Photo by Acquille Dunkley
Photo by Acquille Dunkley

Pre-bikini season, I decided to join a gym. This gym promised that regular attendance of their 900 calorie-burning classes would guarantee that by the end of one year I would be in the best shape of my life, and all I needed to do is commit the time and a hefty monthly fee to achieve Olympian status. I committed myself to gym culture: waking up early to catch a crack-of-dawn class, investing in fitness items that served no purpose outside of the gym and I even began downing protein shakes, all the while tracking everything I ate and all my exercises in a fitness app. All of these are good habits, but in an attempt to achieve this unattainable body ideal, I found my commitment to this gym taking up more time and money than it should have. Now that we are nearing sweater season, I am nowhere near an Olympian physique and instead have come to realize some gyms behave very similarly to cults.

According to howstuffworks.com, cult leaders use thought reform, deception, isolation and induced dependency to get members to remain compliant while performing increasingly extreme and potentially harmful behaviors. While it may seem like a good thing for a gym to pressure members to be more committed to a consistent workout routine, this pressure is often detrimental to a person.

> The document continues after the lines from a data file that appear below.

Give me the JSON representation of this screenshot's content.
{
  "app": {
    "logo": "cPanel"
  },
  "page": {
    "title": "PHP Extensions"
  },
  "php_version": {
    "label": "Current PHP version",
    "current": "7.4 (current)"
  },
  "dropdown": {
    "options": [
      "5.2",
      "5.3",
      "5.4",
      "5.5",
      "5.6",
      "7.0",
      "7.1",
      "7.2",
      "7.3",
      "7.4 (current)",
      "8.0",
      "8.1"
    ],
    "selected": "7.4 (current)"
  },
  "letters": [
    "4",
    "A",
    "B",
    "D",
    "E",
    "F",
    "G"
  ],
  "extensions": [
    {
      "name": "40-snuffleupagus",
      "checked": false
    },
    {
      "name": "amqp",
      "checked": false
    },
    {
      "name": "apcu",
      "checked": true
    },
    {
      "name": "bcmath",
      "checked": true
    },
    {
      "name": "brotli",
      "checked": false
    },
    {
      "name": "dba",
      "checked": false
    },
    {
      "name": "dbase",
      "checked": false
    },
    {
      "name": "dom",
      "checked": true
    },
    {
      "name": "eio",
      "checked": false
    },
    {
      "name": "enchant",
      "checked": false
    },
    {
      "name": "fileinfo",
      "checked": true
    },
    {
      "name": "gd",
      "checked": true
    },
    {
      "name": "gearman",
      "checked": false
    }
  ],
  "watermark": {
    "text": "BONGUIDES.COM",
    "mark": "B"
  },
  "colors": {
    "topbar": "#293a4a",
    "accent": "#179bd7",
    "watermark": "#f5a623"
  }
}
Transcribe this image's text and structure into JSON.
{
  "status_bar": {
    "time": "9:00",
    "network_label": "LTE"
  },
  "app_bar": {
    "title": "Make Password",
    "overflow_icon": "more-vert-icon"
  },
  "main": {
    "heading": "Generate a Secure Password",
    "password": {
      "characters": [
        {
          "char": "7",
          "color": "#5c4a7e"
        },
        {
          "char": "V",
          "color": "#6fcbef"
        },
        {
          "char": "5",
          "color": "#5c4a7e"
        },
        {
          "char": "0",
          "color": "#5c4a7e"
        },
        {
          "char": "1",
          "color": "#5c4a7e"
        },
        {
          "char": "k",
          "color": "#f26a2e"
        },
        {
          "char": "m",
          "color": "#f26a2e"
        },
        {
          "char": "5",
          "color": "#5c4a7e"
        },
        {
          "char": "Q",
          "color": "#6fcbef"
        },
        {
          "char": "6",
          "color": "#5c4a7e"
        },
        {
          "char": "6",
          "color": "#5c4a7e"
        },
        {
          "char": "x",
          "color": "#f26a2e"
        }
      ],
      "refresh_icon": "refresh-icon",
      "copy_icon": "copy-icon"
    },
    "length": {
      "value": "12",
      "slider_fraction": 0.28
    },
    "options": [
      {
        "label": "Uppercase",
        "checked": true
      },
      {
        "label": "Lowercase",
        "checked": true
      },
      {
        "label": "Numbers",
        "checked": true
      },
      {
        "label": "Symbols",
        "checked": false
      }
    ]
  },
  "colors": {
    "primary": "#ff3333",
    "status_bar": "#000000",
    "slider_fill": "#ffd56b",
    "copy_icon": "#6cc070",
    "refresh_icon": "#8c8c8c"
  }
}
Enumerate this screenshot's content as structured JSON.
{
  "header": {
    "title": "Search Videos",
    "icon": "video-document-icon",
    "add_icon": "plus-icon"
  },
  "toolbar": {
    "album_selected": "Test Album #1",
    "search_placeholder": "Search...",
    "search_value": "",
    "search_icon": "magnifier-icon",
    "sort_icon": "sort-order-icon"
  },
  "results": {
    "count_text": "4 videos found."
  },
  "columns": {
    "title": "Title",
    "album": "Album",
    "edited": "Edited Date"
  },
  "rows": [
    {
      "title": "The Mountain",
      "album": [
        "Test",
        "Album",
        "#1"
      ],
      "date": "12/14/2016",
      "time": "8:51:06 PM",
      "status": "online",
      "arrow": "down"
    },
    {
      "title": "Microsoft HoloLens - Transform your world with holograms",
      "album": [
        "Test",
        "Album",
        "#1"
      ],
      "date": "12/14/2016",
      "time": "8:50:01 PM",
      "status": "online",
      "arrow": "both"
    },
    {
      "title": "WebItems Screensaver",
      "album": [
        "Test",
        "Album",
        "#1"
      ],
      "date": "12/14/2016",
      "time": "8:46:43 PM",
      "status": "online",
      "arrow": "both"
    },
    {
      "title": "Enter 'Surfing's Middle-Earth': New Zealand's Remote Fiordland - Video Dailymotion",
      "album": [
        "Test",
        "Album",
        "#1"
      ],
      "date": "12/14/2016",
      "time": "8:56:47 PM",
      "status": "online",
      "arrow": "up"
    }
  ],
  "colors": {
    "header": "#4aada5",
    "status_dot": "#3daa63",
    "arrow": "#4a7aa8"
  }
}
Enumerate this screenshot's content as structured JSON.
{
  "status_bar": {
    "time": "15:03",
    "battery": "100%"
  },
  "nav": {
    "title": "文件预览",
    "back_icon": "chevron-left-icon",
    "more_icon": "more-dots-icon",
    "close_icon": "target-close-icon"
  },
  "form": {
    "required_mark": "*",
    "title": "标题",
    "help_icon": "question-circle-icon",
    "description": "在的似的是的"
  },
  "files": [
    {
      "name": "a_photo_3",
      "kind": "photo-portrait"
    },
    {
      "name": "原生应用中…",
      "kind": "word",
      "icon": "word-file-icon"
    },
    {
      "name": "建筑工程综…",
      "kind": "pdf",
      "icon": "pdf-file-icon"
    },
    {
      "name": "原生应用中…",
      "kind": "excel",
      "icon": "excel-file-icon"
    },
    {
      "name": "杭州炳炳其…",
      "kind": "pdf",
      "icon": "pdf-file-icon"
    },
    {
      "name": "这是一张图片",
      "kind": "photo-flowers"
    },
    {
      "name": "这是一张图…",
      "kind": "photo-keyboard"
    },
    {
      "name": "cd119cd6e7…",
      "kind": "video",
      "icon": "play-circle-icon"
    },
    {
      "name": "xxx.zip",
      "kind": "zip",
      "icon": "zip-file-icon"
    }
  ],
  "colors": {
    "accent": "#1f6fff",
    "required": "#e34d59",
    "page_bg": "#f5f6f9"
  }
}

Gyms start with love-bombing, a practice of showering potential members with affection and positivity to make them drop their guard and build trust that will eventually be exploited. Some gyms offer a free week or two or a heavily discounted month where they get you in the door and tell you how awesome you are for wanting to get ripped. Once that trial period is over, gym recruiters move to phrase two of indoctrination — thought reform and deception. This is the moment when you find out how much of a financial commitment it is to be a member of this “awesome gym” that’s going to get you “super fit” in one month. Regardless of your fitness level or interest, they will present each membership package like it is vital to your fitness goals. Remember all those compliments you’ve been receiving in the past week or so? If you want them to continue, purchase a gym membership that might cost more than your monthly grocery budget.

Once they get you in the door, that affection you experience in the trial period ends. This is the final stage of indoctrination that cements members’ loyalty. It uses a basic principle of learning: rewarding a behavior increases the likelihood of that behavior being performed. Once they take away the reward of affection for you showing up, you will increase the time you spend at the gym, seeking that validation you were previously receiving. This makes you susceptible to more exploitation. Were you previously coming three times a week? Now they will suggest four to five for better results.  Did you get the basic membership? They’ll suggest the pricey one that includes classes you have no intention of attending.

This is why after a month or two, gym attendance starts to slack off. There is only so long a person can tolerate doing a task for an award that won’t come. The problem with these tactics is that it interferes with people finding intrinsic value in regularly working out, but with home fitness equipment and workouts becoming more accessible and cheaper, gyms have to do something to get people in the door.

This doesn’t mean all gyms are bad. Group fitness is greatly motivating for weight loss and other fitness goals. But if a gym schmoozes you to get you in the door and completely ignores any of your interest or fitness needs in the process, it might be a cult.